= WHAT IS REQUIRED =
Please print every record below exactly as it reads.

= WORKING DATA =

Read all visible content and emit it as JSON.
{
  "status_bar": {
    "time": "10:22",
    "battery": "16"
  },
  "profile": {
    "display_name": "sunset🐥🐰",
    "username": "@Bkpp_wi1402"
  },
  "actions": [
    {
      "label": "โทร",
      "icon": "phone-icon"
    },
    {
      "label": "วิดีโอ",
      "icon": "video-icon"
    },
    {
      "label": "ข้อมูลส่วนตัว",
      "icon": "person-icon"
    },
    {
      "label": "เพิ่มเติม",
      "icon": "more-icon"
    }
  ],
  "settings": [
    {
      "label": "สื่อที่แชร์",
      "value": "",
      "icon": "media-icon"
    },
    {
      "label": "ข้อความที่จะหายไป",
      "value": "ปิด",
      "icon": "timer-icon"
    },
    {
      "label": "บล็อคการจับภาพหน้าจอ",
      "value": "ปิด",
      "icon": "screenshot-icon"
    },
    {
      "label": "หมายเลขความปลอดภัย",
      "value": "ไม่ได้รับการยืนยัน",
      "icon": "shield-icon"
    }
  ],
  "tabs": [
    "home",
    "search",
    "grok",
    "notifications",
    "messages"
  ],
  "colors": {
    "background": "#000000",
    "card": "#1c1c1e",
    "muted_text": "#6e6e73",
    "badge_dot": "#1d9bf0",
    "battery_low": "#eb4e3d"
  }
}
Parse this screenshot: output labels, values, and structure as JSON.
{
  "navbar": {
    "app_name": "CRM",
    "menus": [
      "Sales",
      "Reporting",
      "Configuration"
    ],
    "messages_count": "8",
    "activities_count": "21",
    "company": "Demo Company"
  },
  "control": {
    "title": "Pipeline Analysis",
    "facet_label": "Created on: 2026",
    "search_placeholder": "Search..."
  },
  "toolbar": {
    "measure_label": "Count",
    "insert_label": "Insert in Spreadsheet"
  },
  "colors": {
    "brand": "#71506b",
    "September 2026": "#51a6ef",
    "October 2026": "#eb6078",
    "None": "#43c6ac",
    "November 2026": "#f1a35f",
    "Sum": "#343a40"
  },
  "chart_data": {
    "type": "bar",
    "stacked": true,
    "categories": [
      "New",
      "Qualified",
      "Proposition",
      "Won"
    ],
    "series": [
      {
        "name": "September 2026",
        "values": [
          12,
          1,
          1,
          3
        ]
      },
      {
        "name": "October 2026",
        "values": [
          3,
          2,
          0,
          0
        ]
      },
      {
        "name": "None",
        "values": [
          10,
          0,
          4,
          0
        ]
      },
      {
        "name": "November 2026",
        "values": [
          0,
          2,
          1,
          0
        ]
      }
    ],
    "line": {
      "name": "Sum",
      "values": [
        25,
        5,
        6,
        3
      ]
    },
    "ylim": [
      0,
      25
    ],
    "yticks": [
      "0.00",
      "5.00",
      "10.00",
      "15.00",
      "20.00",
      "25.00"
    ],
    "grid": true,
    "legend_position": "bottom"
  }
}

= RESPONSE TO THIS EXERCISE =
Read all visible content and emit it as JSON.
{
  "status_bar": {
    "time": "10:22",
    "battery": "16"
  },
  "profile": {
    "display_name": "sunset🐥🐰",
    "username": "@Bkpp_wi1402"
  },
  "actions": [
    {
      "label": "โทร",
      "icon": "phone-icon"
    },
    {
      "label": "วิดีโอ",
      "icon": "video-icon"
    },
    {
      "label": "ข้อมูลส่วนตัว",
      "icon": "person-icon"
    },
    {
      "label": "เพิ่มเติม",
      "icon": "more-icon"
    }
  ],
  "settings": [
    {
      "label": "สื่อที่แชร์",
      "value": "",
      "icon": "media-icon"
    },
    {
      "label": "ข้อความที่จะหายไป",
      "value": "ปิด",
      "icon": "timer-icon"
    },
    {
      "label": "บล็อคการจับภาพหน้าจอ",
      "value": "ปิด",
      "icon": "screenshot-icon"
    },
    {
      "label": "หมายเลขความปลอดภัย",
      "value": "ไม่ได้รับการยืนยัน",
      "icon": "shield-icon"
    }
  ],
  "tabs": [
    "home",
    "search",
    "grok",
    "notifications",
    "messages"
  ],
  "colors": {
    "background": "#000000",
    "card": "#1c1c1e",
    "muted_text": "#6e6e73",
    "badge_dot": "#1d9bf0",
    "battery_low": "#eb4e3d"
  }
}
Parse this screenshot: output labels, values, and structure as JSON.
{
  "navbar": {
    "app_name": "CRM",
    "menus": [
      "Sales",
      "Reporting",
      "Configuration"
    ],
    "messages_count": "8",
    "activities_count": "21",
    "company": "Demo Company"
  },
  "control": {
    "title": "Pipeline Analysis",
    "facet_label": "Created on: 2026",
    "search_placeholder": "Search..."
  },
  "toolbar": {
    "measure_label": "Count",
    "insert_label": "Insert in Spreadsheet"
  },
  "colors": {
    "brand": "#71506b",
    "September 2026": "#51a6ef",
    "October 2026": "#eb6078",
    "None": "#43c6ac",
    "November 2026": "#f1a35f",
    "Sum": "#343a40"
  },
  "chart_data": {
    "type": "bar",
    "stacked": true,
    "categories": [
      "New",
      "Qualified",
      "Proposition",
      "Won"
    ],
    "series": [
      {
        "name": "September 2026",
        "values": [
          12,
          1,
          1,
          3
        ]
      },
      {
        "name": "October 2026",
        "values": [
          3,
          2,
          0,
          0
        ]
      },
      {
        "name": "None",
        "values": [
          10,
          0,
          4,
          0
        ]
      },
      {
        "name": "November 2026",
        "values": [
          0,
          2,
          1,
          0
        ]
      }
    ],
    "line": {
      "name": "Sum",
      "values": [
        25,
        5,
        6,
        3
      ]
    },
    "ylim": [
      0,
      25
    ],
    "yticks": [
      "0.00",
      "5.00",
      "10.00",
      "15.00",
      "20.00",
      "25.00"
    ],
    "grid": true,
    "legend_position": "bottom"
  }
}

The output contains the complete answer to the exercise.